As Cold Eyes opens with a handful of characters subtly gesturing and eying their surrounding while riding the subway, there is sense that you are in good hands. This stylish South Korean hi-tech spy thriller of sorts is plenty fun, smart, and entertaining – but don’t blink.

One of those leering passengers is Ha Yoon-Ju, a feisty and keen new rookie on a crack surveillance team working in the bustling metropolis of Seoul. Another along for the ride is the leader of the squad, a master of sorts with a Mr. Miyagi sense of humour and the same amount of wise skill. Codename Falcon, he and his menagerie set out to uncover a string of curious and cunning robberies.

With quick editing and beautiful panoramas, you’re immersed in a world that instead dwelling too much on hi-tech gadgets focuses on characters that jump off the screen. They are far more interesting and likeable than they should be, and the dynamic between Falcon and his young protégé is especially charming.

There exists too a brooding, menacing antagonist, a man who carries a small knife but wields it with stealthy dexterity. Played by Jung oo-sung, this coldblooded killer is slithery and ruthless, and his deadly stare and deadlier hands make every moment a tense one.

Cold Eyes floats along, perfectly-paced and subtly teasing what’s next, putting you in the centre of the chase. A thrilling conclusion awaits but the ride beforehand is full of immense pleasures and excitement. It is so simply, cool.

[star v=4]

Anthony Marcusa

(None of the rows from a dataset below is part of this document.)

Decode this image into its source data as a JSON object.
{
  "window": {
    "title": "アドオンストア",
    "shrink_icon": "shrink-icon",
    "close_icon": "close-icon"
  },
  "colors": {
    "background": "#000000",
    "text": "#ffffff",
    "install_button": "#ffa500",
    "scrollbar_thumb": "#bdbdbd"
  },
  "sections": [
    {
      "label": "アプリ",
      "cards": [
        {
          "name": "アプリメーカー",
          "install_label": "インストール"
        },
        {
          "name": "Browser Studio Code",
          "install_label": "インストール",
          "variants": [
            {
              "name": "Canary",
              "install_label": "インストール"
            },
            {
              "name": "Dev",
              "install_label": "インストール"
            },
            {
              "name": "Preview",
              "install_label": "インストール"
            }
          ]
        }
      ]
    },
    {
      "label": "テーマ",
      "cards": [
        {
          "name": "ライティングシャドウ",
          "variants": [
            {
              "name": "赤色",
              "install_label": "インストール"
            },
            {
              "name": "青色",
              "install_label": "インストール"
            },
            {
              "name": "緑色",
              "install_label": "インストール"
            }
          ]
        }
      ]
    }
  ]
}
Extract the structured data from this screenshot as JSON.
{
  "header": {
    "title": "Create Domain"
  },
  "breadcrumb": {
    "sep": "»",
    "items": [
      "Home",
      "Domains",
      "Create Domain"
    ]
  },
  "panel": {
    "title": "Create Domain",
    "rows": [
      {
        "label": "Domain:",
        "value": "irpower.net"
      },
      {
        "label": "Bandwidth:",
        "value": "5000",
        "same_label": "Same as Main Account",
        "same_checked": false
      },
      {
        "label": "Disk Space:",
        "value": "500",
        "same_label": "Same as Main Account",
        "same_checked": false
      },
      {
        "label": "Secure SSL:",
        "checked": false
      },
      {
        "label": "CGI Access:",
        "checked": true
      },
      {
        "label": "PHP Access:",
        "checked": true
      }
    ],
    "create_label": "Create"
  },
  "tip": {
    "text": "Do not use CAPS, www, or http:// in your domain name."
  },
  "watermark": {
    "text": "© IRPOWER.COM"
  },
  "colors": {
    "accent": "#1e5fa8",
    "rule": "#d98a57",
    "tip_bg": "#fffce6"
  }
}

A pop-culture consumer, Anthony seeks out what is important in entertainment and mocks what is not. Inspired by history, Anthony writes with the hope that someone, somewhere, might be affected.